NEW ORLEANS – , according to Jeet Mehta, MD, a resident in the combined medicine/pediatrics program at the University of Kansas, Wichita.
The 2015 American College of Cardiology/American Heart Association/Heart Rhythm Society guidelines recommended vagal maneuvers as first-line treatment of supraventricular tachycardia, but added that there was no gold standard method. Since then, the situation has changed. Two well-conducted randomized clinical trials have been published that bring clarity as to the vagal maneuver of choice, Dr. Mehta reported at the annual meeting of the American College of Physicians.
He and his coinvestigators performed a meta-analysis of the three pre-2000 randomized controlled trials that compared the standard Valsalva maneuver to carotid sinus massage plus the two newer studies, both of which systematically compared a modified Valsalva maneuver with the standard version.
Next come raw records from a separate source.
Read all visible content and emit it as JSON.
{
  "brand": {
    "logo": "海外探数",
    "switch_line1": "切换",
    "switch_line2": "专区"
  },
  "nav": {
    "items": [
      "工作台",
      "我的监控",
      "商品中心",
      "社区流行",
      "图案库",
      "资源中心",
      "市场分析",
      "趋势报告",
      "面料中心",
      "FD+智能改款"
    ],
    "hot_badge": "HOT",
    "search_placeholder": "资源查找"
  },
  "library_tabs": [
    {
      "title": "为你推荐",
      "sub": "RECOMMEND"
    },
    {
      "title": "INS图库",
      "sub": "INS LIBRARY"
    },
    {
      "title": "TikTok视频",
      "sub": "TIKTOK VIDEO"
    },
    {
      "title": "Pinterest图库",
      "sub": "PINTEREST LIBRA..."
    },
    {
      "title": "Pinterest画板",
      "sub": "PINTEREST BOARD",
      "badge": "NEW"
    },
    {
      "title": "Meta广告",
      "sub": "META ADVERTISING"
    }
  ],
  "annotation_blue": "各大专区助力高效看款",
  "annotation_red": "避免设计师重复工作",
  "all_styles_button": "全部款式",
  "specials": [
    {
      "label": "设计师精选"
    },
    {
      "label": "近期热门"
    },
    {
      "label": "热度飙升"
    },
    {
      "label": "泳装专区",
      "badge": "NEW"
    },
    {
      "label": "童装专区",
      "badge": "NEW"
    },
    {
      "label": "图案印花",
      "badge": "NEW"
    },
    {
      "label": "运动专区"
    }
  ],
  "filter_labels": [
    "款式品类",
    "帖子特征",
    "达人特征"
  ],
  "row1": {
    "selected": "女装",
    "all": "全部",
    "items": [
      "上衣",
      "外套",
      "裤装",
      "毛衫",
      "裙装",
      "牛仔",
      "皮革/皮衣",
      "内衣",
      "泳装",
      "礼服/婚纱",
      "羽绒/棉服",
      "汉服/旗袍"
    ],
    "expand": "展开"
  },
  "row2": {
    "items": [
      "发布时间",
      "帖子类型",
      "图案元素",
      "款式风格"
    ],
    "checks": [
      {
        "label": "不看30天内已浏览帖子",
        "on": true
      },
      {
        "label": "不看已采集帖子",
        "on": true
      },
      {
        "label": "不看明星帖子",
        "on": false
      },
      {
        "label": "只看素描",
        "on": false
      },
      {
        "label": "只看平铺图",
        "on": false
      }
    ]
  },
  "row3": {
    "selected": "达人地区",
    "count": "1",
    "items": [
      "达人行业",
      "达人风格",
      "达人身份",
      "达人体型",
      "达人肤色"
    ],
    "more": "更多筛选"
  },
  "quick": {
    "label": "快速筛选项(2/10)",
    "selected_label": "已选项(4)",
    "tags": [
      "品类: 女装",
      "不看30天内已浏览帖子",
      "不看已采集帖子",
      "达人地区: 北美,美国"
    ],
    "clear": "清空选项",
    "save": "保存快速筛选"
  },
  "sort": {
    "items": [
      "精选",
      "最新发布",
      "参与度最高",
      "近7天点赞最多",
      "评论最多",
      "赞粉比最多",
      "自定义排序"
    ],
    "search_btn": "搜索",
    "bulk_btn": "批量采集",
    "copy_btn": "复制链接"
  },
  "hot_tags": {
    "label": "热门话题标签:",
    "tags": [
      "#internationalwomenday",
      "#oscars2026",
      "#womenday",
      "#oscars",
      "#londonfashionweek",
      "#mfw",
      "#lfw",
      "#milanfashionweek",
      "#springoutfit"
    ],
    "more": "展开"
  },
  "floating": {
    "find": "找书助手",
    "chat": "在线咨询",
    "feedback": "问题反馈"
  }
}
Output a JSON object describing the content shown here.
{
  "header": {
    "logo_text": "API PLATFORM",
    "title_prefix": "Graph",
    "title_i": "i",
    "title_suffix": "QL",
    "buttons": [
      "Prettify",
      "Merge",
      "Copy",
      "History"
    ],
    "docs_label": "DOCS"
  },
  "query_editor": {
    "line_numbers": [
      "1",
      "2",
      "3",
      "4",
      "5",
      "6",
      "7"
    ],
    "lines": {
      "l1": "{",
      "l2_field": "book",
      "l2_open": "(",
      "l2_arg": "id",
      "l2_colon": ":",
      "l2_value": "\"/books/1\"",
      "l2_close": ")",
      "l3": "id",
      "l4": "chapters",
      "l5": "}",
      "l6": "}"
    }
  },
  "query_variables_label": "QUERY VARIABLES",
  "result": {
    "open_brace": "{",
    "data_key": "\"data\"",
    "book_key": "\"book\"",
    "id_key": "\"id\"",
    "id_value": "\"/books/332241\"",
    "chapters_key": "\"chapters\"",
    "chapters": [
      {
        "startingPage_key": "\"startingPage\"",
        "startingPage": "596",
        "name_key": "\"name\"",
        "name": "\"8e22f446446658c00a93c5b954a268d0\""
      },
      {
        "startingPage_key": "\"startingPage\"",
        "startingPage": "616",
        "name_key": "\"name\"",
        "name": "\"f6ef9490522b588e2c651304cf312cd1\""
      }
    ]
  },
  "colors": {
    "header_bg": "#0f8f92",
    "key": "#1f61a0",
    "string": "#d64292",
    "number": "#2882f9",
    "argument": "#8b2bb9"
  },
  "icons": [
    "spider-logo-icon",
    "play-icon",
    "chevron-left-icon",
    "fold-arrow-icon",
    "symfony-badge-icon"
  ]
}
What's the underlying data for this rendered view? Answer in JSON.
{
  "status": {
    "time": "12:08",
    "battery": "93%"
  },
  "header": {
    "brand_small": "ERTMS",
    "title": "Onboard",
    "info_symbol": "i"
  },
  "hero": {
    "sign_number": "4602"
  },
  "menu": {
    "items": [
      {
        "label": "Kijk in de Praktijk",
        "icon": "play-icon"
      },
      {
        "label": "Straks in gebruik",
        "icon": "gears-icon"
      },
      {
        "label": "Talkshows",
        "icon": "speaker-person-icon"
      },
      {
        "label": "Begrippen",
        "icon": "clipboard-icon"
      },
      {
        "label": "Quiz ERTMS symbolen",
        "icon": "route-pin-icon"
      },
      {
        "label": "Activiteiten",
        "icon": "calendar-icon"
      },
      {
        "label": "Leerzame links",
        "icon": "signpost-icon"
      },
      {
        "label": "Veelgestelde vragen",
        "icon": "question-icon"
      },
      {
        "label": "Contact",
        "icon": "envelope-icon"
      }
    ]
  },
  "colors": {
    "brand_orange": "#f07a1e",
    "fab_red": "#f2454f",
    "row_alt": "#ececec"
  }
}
The clear winner in terms of efficacy was the modified Valsalva maneuver, in which patients with supraventricular tachycardia (SVT) performed a standardized strain while in a semirecumbent position, then immediately laid flat and had their legs raised to 45 degrees for 15 seconds before returning to the semirecumbent position. The purpose of this postural modification is to boost relaxation phase venous return and vagal stimulation.
In the 433-patient multicenter REVERT trial in the United Kingdom, 43% of those assigned to the modified Valsalva maneuver returned to sinus rhythm 1 minute after completing the task, compared with 17% of those randomized to the standard semirecumbent Valsalva maneuver. This resulted in significantly less need for adenosine and other treatments. Although REVERT investigators had the patients blow into a manometer at 40 mm Hg for 15 seconds, they noted that the same intensity of strain can be achieved more practically by blowing into a 10-mL syringe sufficient to just move the plunger (Lancet. 2015 Oct 31;386:1747-53).
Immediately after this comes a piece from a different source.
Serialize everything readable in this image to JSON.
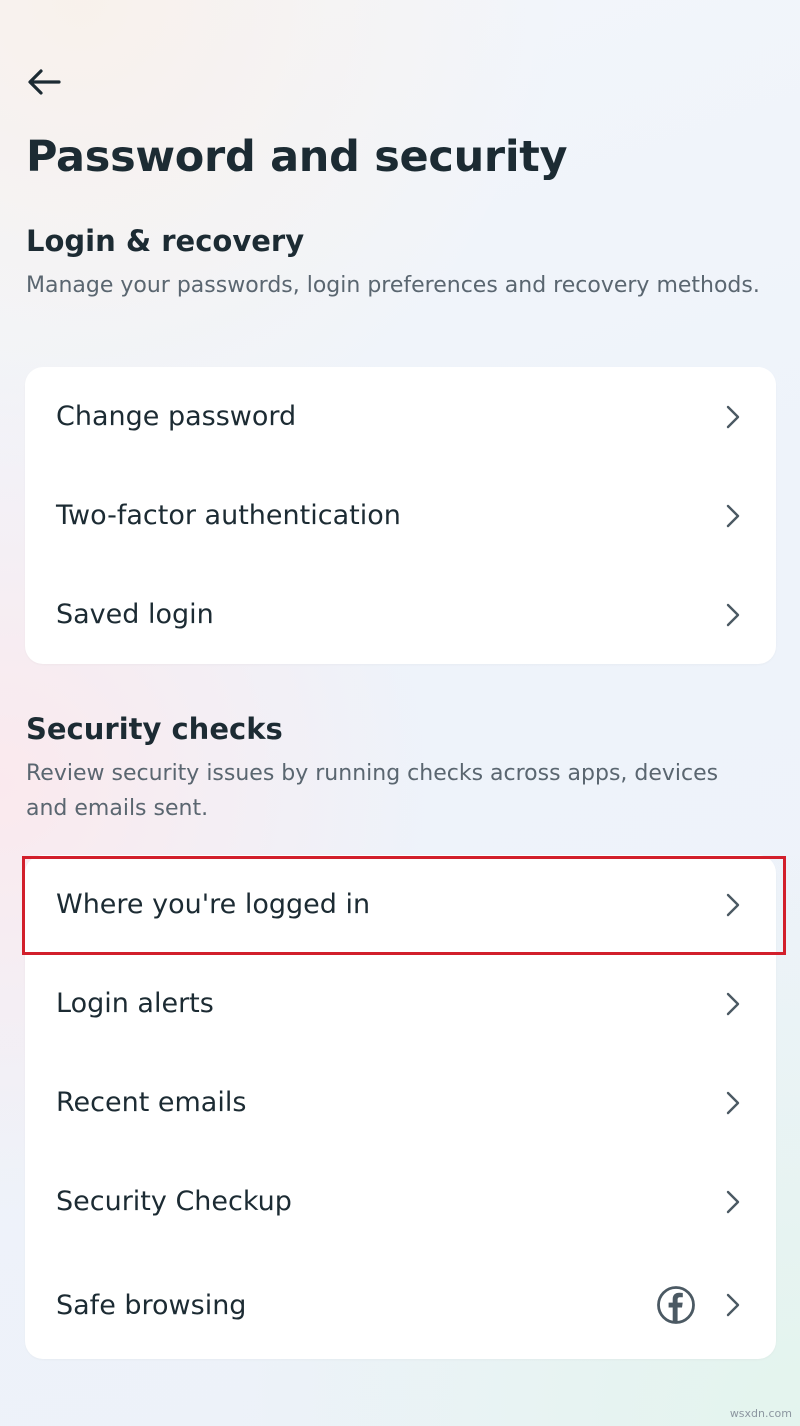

The REVERT findings were confirmed by a second trial conducted by Turkish investigators, in which the modified Valsalva maneuver was successful in 43% of patients, compared with 11% in the standard Valsalva maneuver group (Am J Emerg Med. 2017 Nov;35:1662-5).
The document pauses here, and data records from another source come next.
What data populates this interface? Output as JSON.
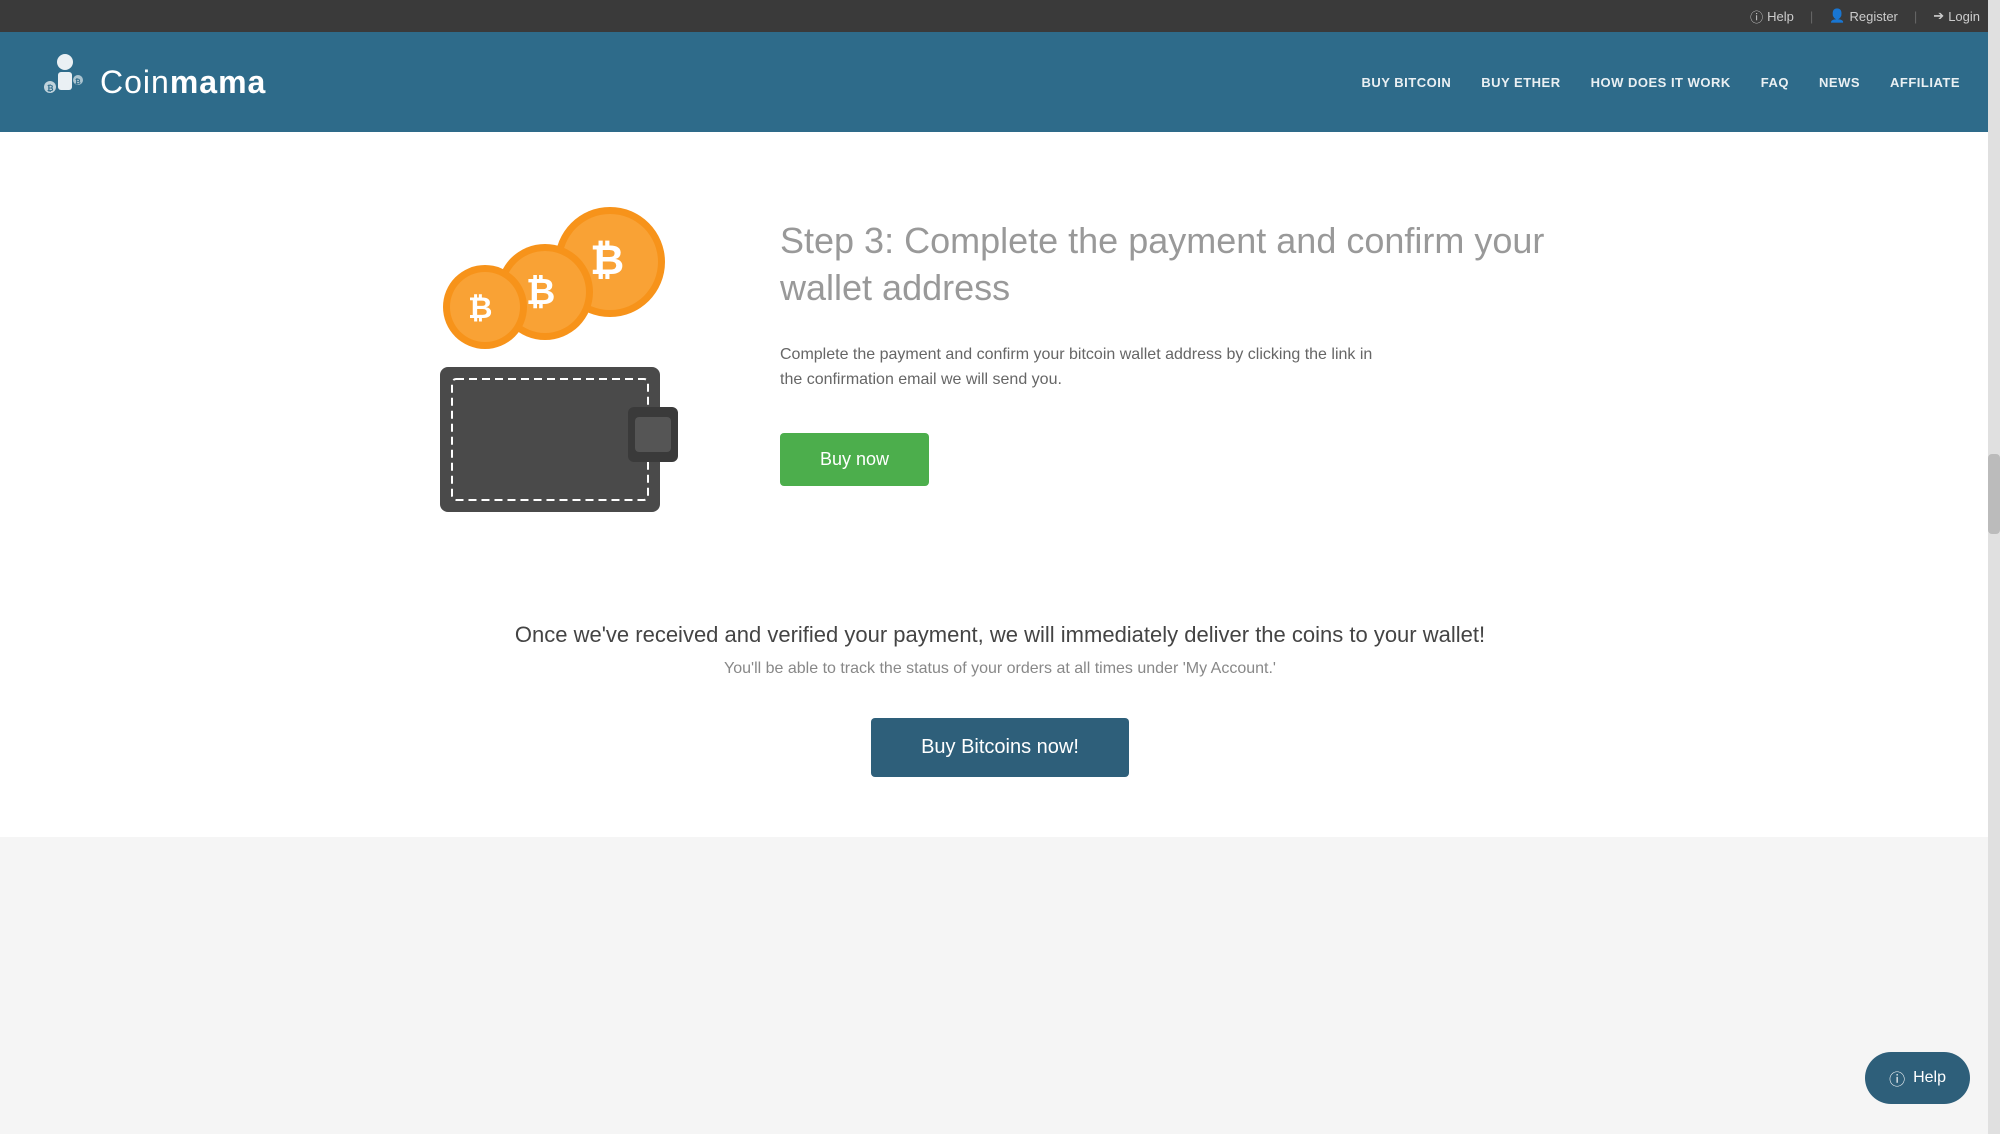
{
  "topbar": {
    "help_label": "Help",
    "register_label": "Register",
    "login_label": "Login"
  },
  "header": {
    "logo_text_regular": "Coin",
    "logo_text_bold": "mama",
    "nav_items": [
      {
        "label": "BUY BITCOIN",
        "id": "nav-buy-bitcoin"
      },
      {
        "label": "BUY ETHER",
        "id": "nav-buy-ether"
      },
      {
        "label": "HOW DOES IT WORK",
        "id": "nav-how-it-works"
      },
      {
        "label": "FAQ",
        "id": "nav-faq"
      },
      {
        "label": "NEWS",
        "id": "nav-news"
      },
      {
        "label": "AFFILIATE",
        "id": "nav-affiliate"
      }
    ]
  },
  "step": {
    "title": "Step 3: Complete the payment and confirm your wallet address",
    "description": "Complete the payment and confirm your bitcoin wallet address by clicking the link in the confirmation email we will send you.",
    "buy_now_label": "Buy now"
  },
  "delivery": {
    "main_text": "Once we've received and verified your payment, we will immediately deliver the coins to your wallet!",
    "sub_text": "You'll be able to track the status of your orders at all times under 'My Account.'",
    "cta_label": "Buy Bitcoins now!"
  },
  "help_button": {
    "label": "Help"
  },
  "colors": {
    "header_bg": "#2e6b8a",
    "green_btn": "#4cae4c",
    "dark_btn": "#2e5f7a",
    "bitcoin_orange": "#f7931a"
  }
}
Extrapolating from the published evidence, including a Cochrane Collaboration review (Cochrane Database Syst Rev. 2015 Feb 18;:CD009502. doi: 10.1002/14651858.CD009502.pub3), Dr. Mehta and his coinvestigators ranked the likelihood of successful conversion of SVT to sinus rhythm from a high of 48% for the modified Valsalva maneuver, descending to 43% for a supine Valsalva maneuver, 36% for a standard semirecumbent Valsalva, 21% for a seated Valsalva, 19% for a standing one, and just 11% for carotid sinus massage.
“Based on evidence of high quality, we encourage that the modified Valsalva maneuver be done due its safety and low cost,” Dr. Mehta concluded.
He reported having no financial conflicts regarding his study, conducted free of commercial support.